→ **TASK DESCRIPTION**
Your task is to copy each line of the material below that includes "start".

→ **INFORMATION**
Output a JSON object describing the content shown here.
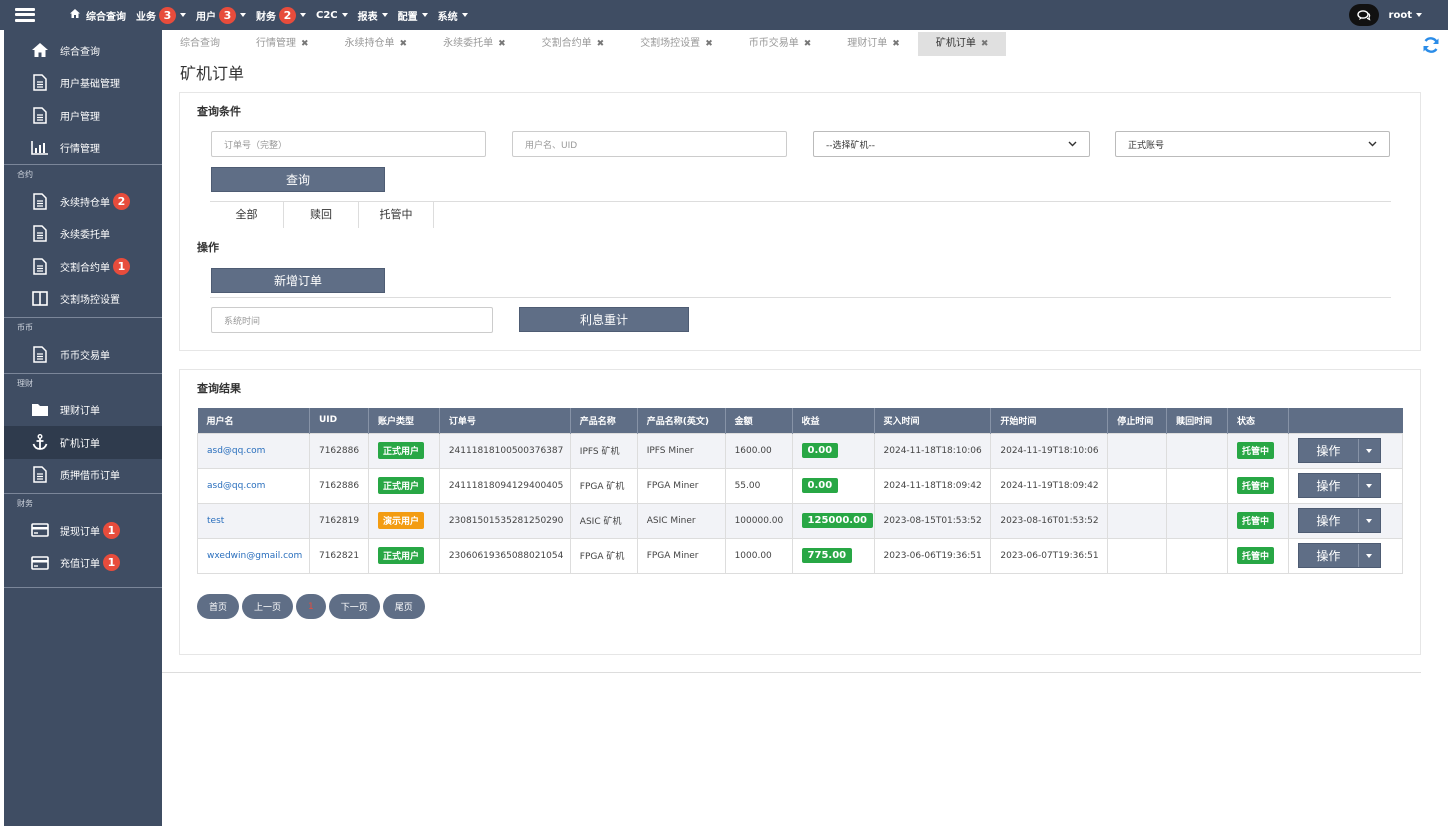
{
  "topnav": {
    "home": "综合查询",
    "items": [
      {
        "label": "业务",
        "badge": "3"
      },
      {
        "label": "用户",
        "badge": "3"
      },
      {
        "label": "财务",
        "badge": "2"
      },
      {
        "label": "C2C",
        "badge": ""
      },
      {
        "label": "报表",
        "badge": ""
      },
      {
        "label": "配置",
        "badge": ""
      },
      {
        "label": "系统",
        "badge": ""
      }
    ],
    "user": "root"
  },
  "sidebar": {
    "main_items": [
      "综合查询",
      "用户基础管理",
      "用户管理",
      "行情管理"
    ],
    "groups": [
      {
        "label": "合约",
        "items": [
          {
            "label": "永续持仓单",
            "badge": "2"
          },
          {
            "label": "永续委托单",
            "badge": ""
          },
          {
            "label": "交割合约单",
            "badge": "1"
          },
          {
            "label": "交割场控设置",
            "badge": ""
          }
        ]
      },
      {
        "label": "币币",
        "items": [
          {
            "label": "币币交易单",
            "badge": ""
          }
        ]
      },
      {
        "label": "理财",
        "items": [
          {
            "label": "理财订单",
            "badge": ""
          },
          {
            "label": "矿机订单",
            "badge": ""
          },
          {
            "label": "质押借币订单",
            "badge": ""
          }
        ]
      },
      {
        "label": "财务",
        "items": [
          {
            "label": "提现订单",
            "badge": "1"
          },
          {
            "label": "充值订单",
            "badge": "1"
          }
        ]
      }
    ]
  },
  "tabs": [
    "综合查询",
    "行情管理",
    "永续持仓单",
    "永续委托单",
    "交割合约单",
    "交割场控设置",
    "币币交易单",
    "理财订单",
    "矿机订单"
  ],
  "page_title": "矿机订单",
  "query": {
    "title": "查询条件",
    "order_placeholder": "订单号（完整）",
    "user_placeholder": "用户名、UID",
    "miner_select": "--选择矿机--",
    "account_select": "正式账号",
    "query_button": "查询",
    "subtabs": [
      "全部",
      "赎回",
      "托管中"
    ]
  },
  "ops": {
    "title": "操作",
    "add_button": "新增订单",
    "time_placeholder": "系统时间",
    "recalc_button": "利息重计"
  },
  "results": {
    "title": "查询结果",
    "columns": [
      "用户名",
      "UID",
      "账户类型",
      "订单号",
      "产品名称",
      "产品名称(英文)",
      "金额",
      "收益",
      "买入时间",
      "开始时间",
      "停止时间",
      "赎回时间",
      "状态",
      ""
    ],
    "op_label": "操作",
    "rows": [
      {
        "user": "asd@qq.com",
        "uid": "7162886",
        "type": "正式用户",
        "order": "24111818100500376387",
        "name": "IPFS 矿机",
        "name_en": "IPFS Miner",
        "amount": "1600.00",
        "profit": "0.00",
        "buy": "2024-11-18T18:10:06",
        "start": "2024-11-19T18:10:06",
        "stop": "",
        "redeem": "",
        "status": "托管中"
      },
      {
        "user": "asd@qq.com",
        "uid": "7162886",
        "type": "正式用户",
        "order": "24111818094129400405",
        "name": "FPGA 矿机",
        "name_en": "FPGA Miner",
        "amount": "55.00",
        "profit": "0.00",
        "buy": "2024-11-18T18:09:42",
        "start": "2024-11-19T18:09:42",
        "stop": "",
        "redeem": "",
        "status": "托管中"
      },
      {
        "user": "test",
        "uid": "7162819",
        "type": "演示用户",
        "order": "23081501535281250290",
        "name": "ASIC 矿机",
        "name_en": "ASIC Miner",
        "amount": "100000.00",
        "profit": "125000.00",
        "buy": "2023-08-15T01:53:52",
        "start": "2023-08-16T01:53:52",
        "stop": "",
        "redeem": "",
        "status": "托管中"
      },
      {
        "user": "wxedwin@gmail.com",
        "uid": "7162821",
        "type": "正式用户",
        "order": "23060619365088021054",
        "name": "FPGA 矿机",
        "name_en": "FPGA Miner",
        "amount": "1000.00",
        "profit": "775.00",
        "buy": "2023-06-06T19:36:51",
        "start": "2023-06-07T19:36:51",
        "stop": "",
        "redeem": "",
        "status": "托管中"
      }
    ]
  },
  "pager": [
    "首页",
    "上一页",
    "1",
    "下一页",
    "尾页"
  ],
  "colors": {
    "nav": "#3f4d63",
    "button": "#5f6e86",
    "badge": "#e74c3c",
    "green": "#28a745",
    "orange": "#f39c12",
    "link": "#2a6fbd"
  }
}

→ **OUTPUT FOR THIS EXERCISE**
        "start": "2024-11-19T18:10:06",
        "start": "2024-11-19T18:09:42",
        "start": "2023-08-16T01:53:52",
        "start": "2023-06-07T19:36:51",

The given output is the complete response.